Wage Growth is Lone Bright Spot
Against a consensus forecast of 190K, the economy added 151K jobs in January. This was down from average gains of about 280K over the prior three months. The unemployment rate declined from 5.0% to 4.9%, the lowest level since February 2008.
While job gains in January were a little lower than expected, investors focused more on the surprisingly strong wage growth. Average hourly earnings, an indicator of wage growth, rose 0.5% in January, which was well above the consensus forecast. Investors raised their outlook for future inflation based on the wage data, forcing mortgage rates a little higher after the report.
By contrast, nearly all of the data released earlier in the week was positive for mortgage rates. U.S. manufacturing activity has slowed sharply in recent months. The ISM national manufacturing index is at the lowest level since 2009. The stronger dollar and weakening demand in other countries have hurt the sector. Manufacturing makes up a relatively small portion of U.S. economic activity, though. More disturbing to investors, the ISM national services index declined to the lowest level since early 2014. The service sector represents over 80% of the U.S. economy.
Factors:, The JOLTS report, will come out on Tuesday. JOLTS measures job openings and labor turnover rates. Retail Sales will be released on Friday. Consumer spending accounts for about 70% of economic output in the U.S., and the retail sales data is a key indicator. Fed Chair Janet Yellen will be speaking on Wednesday and Thursday.

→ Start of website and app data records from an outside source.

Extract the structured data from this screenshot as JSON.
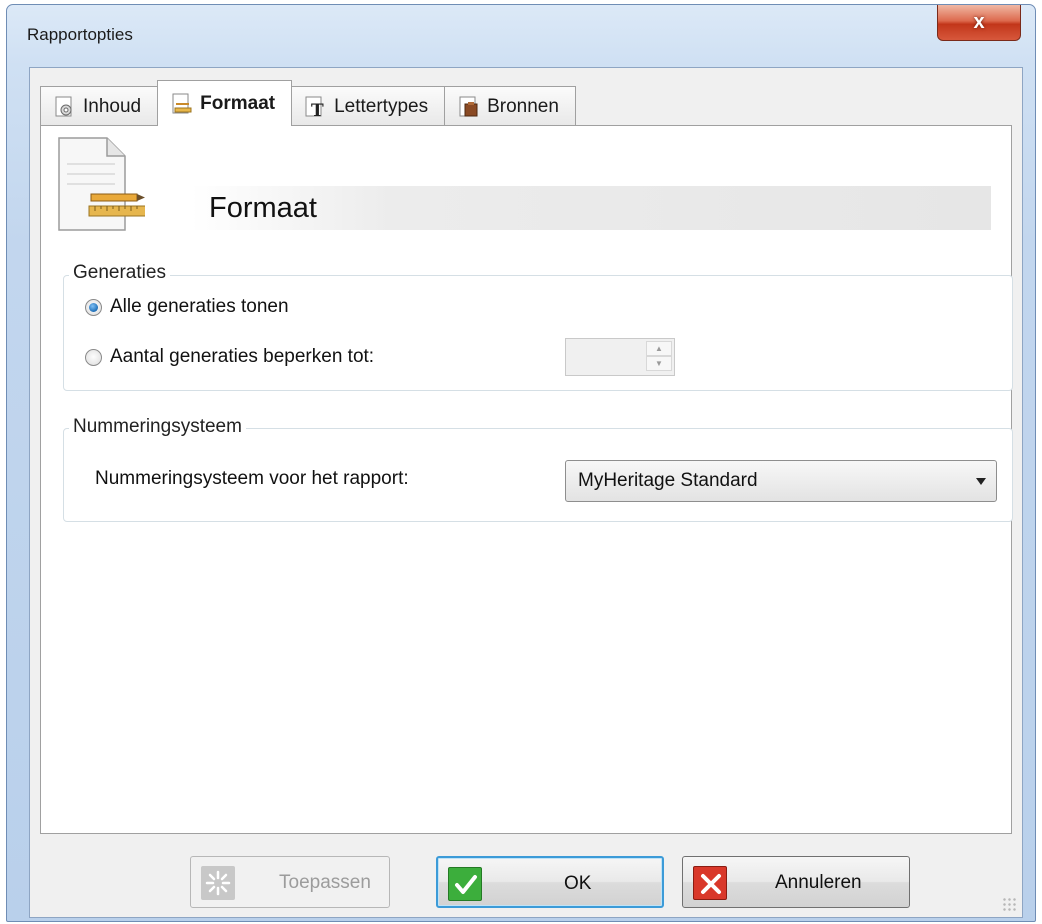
{
  "window": {
    "title": "Rapportopties",
    "close_label": "x"
  },
  "tabs": [
    {
      "label": "Inhoud",
      "icon": "gear-doc-icon"
    },
    {
      "label": "Formaat",
      "icon": "pencil-ruler-icon",
      "active": true
    },
    {
      "label": "Lettertypes",
      "icon": "font-icon"
    },
    {
      "label": "Bronnen",
      "icon": "archive-icon"
    }
  ],
  "page": {
    "title": "Formaat"
  },
  "generations": {
    "group_label": "Generaties",
    "option_all": "Alle generaties tonen",
    "option_limit": "Aantal generaties beperken tot:",
    "selected": "all",
    "limit_value": ""
  },
  "numbering": {
    "group_label": "Nummeringsysteem",
    "field_label": "Nummeringsysteem voor het rapport:",
    "selected_value": "MyHeritage Standard"
  },
  "buttons": {
    "apply": "Toepassen",
    "ok": "OK",
    "cancel": "Annuleren"
  },
  "colors": {
    "accent": "#3c9bd8",
    "ok_icon": "#3cae3c",
    "cancel_icon": "#d9382a",
    "close_button": "#c2361a"
  }
}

Check back weekly for our Minnesota mortgage industry updates!